Why Repealing Obamacare Won't Be As Bad As You Think
NEW DELHI: House Speaker Paul Ryan said that the incoming GOP Congress’ first order of business will be to repeal the Patient Protection and Affordable Care Act (PPACA), or ObamaCare as we know it. “Well, the first bill we’re going to be working on is our Obamacare legislation,” Ryan told CBS’ 60 Minutes. Although Ryan himself was light on specifics, the cornerstone of President-elect Donald Trump’s campaign revolved around the repealing of ObamaCare.
The ObamaCare Act was passed by the United States Congress on 23rd March, 2010. This was one of the main highlights of the Obama presidential regime, which helped in overhauling the pre-existing disparity in the way medical aid was being dispensed.
The act came into force in the backdrop of the US having a relatively low lifespan birth rate as compared to other developed nations. This was coupled with the exorbitant prices the average American citizen was having to pay for his medical aid. In fact a survey showed that the US spent more on healthcare than any other country, which was surprising given the mediocre results. Something had to be done to improve the overall health care, control costs and issue more people.
This was the bedrock against which the Obamacare was enacted. The act does mainly two things- expand access to health insurance, and change the way the Federal Government pays doctors. Over the next decade, federal budget forecasters expect that 25 million people will gain health coverage because of Obamacare. And about 17 million people have so far become insured since the expansion started in 2014.
The number of people with insurance is rising because of three main provisions in the law:
- The expansion of the Medicaid program which provides health coverage to low income Americans.
- The creation of online insurance exchanges, which would be done via web portals, where Americans can shop for coverage, based on their needs.
- The individual mandate, which requires nearly all Americans to avail health care under the act, or pay a penalty. This was done to encourage more people to avail healthcare, and balance out the costs that the Federal Government was incurring.
So why does President-elect Trump want to repeal the act?
Despite the plausible gains, there are loopholes in the act which haven’t been addressed. This has led to millions of people being forced out of their previous plans, and having to pay premiums which are increasing by double-digits. This has even affected the insurance companies themselves, who ended up losing billions of dollars because many healthy middle class Americans did not want to avail ObamaCare.
Furthermore, the provision of individual mandate has left many Americans displeased. As per the act, citizens would have to pay a penalty if they did not prescribe to the said healthcare. There have been numerous court cases as well, where the constitutionality of certain provisions of the Act was brought into question.
James Capretta of the American Enterprise Institute, has been vocal in his criticisms of the ObamaCare Act, and has even suggested reforms to put the preferences of the consumers and the insurance companies, under one bracket.
So there has been a lingering air of doubt on whether the act does indeed solve the healthcare problem. There have been speculations from the very beginning that the act may invariably end up being repealed by future Congresses.

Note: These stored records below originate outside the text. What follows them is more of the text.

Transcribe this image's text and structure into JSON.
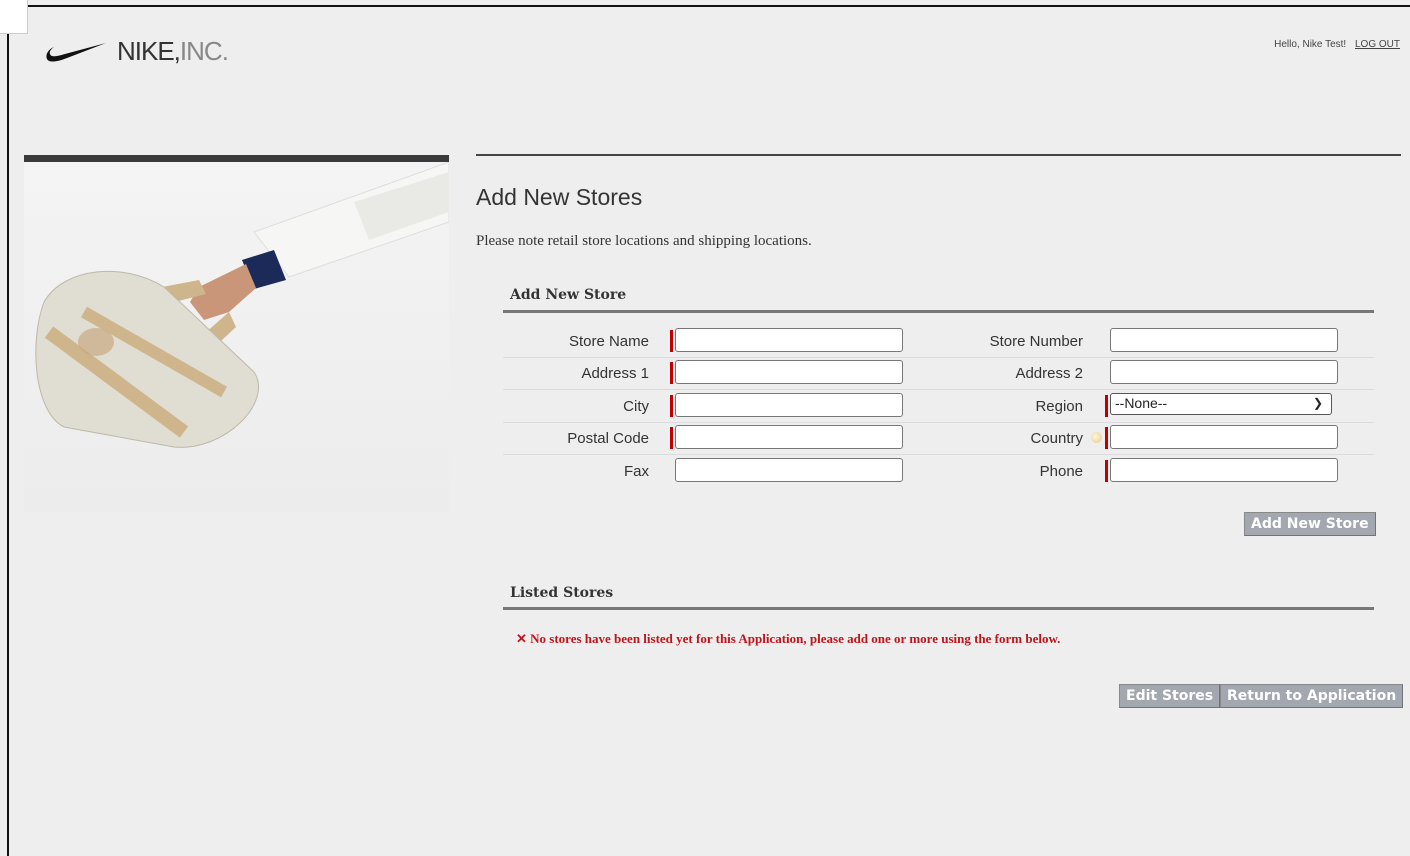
{
  "header": {
    "brand": "NIKE,",
    "brand_suffix": "INC.",
    "greeting": "Hello, Nike Test!",
    "logout_label": "LOG OUT"
  },
  "page": {
    "title": "Add New Stores",
    "note": "Please note retail store locations and shipping locations."
  },
  "add_store": {
    "section_title": "Add New Store",
    "fields": {
      "store_name": {
        "label": "Store Name",
        "value": "",
        "required": true
      },
      "store_number": {
        "label": "Store Number",
        "value": "",
        "required": false
      },
      "address1": {
        "label": "Address 1",
        "value": "",
        "required": true
      },
      "address2": {
        "label": "Address 2",
        "value": "",
        "required": false
      },
      "city": {
        "label": "City",
        "value": "",
        "required": true
      },
      "region": {
        "label": "Region",
        "value": "--None--",
        "required": true
      },
      "postal_code": {
        "label": "Postal Code",
        "value": "",
        "required": true
      },
      "country": {
        "label": "Country",
        "value": "",
        "required": true
      },
      "fax": {
        "label": "Fax",
        "value": "",
        "required": false
      },
      "phone": {
        "label": "Phone",
        "value": "",
        "required": true
      }
    },
    "submit_label": "Add New Store"
  },
  "listed_stores": {
    "section_title": "Listed Stores",
    "empty_message": "No stores have been listed yet for this Application, please add one or more using the form below.",
    "error_icon": "✕",
    "edit_label": "Edit Stores",
    "return_label": "Return to Application"
  },
  "colors": {
    "background": "#eeeeee",
    "required_marker": "#c00000",
    "error_text": "#c0141c",
    "button_bg": "#a3a8b0"
  }
}
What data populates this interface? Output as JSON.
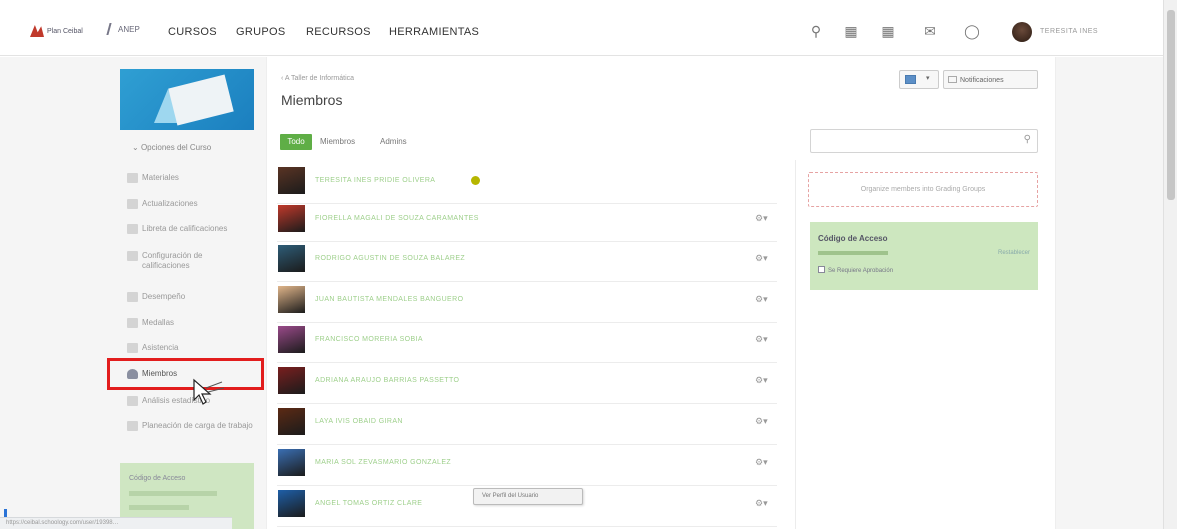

The Conservatives, since the beginning of the act, have persistently asked for it to be repealed, and have now found voice in the form of Donald Trump. They claim that there was a huge spending commitment that had been taken on by the departing Obama government to ensure uniform healthcare. A study shows that the health law’s insurance expansion costs over $1 trillion over the next 10 years. This has all the more become important, especially given the rising income gap between the rich and the poor.
Trump, despite being vocal about repealing the act, has in fact maintained, that he wants to keep certain provisions of the act like coverage of young adults up to age 26 and coverage for people with pre-existing conditions.
He does, although, want to do away with the individual mandate provision. This also goes down well with his voters, as a recent Kaiser Poll has shown that only 35 percent say they have a favorable opinion of the individual mandate.
“I would absolutely get rid of Obamacare,” Trump said in a February 25 during the Republican primary, but “I want to keep [the provision regarding] pre-existing conditions.
Avik Roy, President of the Foundation for Research on Equal Opportunity, has voiced his opinion in favor of Trump, stating that certain provisions of ObamaCare do indeed need to be done away with.
Such repealment or replacement doesn’t come without complexities though. Some writers like Harry Enten have advocated that getting rid of the individual mandate would be to say, as he puts it, “I want all the bridges and roads without the taxes to fund them.”
What does indeed need to be recognized is that though disrupting the status quo could end up being controversial, there does exist scope for improvement. There’s no doubt that an element of skepticism surrounding the Trump administration exists, yet there remains a silver lining amongst all this confusion. There’s no disproving that the ObamaCare has its own fallacies, the overcoming of which would benefit a vast majority of Americans. Only time will tell whether the new Trump regime can successfully cater to the needs of the masses.